**Exercise**: Please copy each line of the records below that holds the word "JSON".
Records for this exercise section start
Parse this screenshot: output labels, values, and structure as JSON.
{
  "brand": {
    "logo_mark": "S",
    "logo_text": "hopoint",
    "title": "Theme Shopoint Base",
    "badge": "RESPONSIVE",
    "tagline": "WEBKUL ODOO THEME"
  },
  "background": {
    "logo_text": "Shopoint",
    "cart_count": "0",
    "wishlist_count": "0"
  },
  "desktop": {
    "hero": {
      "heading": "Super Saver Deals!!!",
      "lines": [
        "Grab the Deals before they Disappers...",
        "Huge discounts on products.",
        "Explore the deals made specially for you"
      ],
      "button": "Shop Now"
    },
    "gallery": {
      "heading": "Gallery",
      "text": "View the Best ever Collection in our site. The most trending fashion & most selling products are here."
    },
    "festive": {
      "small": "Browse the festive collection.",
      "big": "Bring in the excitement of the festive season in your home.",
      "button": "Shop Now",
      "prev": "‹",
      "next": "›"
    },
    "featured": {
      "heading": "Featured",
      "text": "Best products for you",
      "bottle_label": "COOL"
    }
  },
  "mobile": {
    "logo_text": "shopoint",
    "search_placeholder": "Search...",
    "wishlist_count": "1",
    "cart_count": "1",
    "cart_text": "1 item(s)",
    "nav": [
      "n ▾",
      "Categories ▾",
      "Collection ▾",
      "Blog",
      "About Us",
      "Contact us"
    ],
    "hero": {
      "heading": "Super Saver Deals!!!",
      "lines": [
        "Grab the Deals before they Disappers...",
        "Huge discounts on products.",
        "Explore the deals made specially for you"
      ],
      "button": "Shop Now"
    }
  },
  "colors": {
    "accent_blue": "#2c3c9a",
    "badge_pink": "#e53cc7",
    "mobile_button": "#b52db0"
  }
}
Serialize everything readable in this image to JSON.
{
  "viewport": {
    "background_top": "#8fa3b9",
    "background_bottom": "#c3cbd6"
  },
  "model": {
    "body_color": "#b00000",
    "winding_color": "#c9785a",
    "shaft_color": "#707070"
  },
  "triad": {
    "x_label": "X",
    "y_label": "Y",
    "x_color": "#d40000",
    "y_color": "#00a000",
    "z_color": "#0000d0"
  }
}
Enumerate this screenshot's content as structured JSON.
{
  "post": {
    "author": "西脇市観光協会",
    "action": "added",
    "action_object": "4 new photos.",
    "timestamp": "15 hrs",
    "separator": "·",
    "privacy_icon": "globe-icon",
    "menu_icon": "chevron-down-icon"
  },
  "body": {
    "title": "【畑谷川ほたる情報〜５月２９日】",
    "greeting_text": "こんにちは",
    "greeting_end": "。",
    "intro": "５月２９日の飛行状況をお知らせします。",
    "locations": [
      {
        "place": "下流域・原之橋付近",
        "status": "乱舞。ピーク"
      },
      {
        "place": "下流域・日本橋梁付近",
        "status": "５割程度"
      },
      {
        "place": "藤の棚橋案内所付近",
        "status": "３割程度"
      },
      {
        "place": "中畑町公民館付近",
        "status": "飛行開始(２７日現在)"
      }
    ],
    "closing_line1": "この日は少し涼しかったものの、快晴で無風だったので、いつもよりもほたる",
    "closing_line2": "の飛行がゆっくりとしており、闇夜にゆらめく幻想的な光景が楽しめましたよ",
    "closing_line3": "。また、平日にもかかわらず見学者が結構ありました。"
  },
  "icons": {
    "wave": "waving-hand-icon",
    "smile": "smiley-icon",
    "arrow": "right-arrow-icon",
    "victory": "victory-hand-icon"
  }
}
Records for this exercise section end
**Response**:
Parse this screenshot: output labels, values, and structure as JSON.
Serialize everything readable in this image to JSON.
Enumerate this screenshot's content as structured JSON.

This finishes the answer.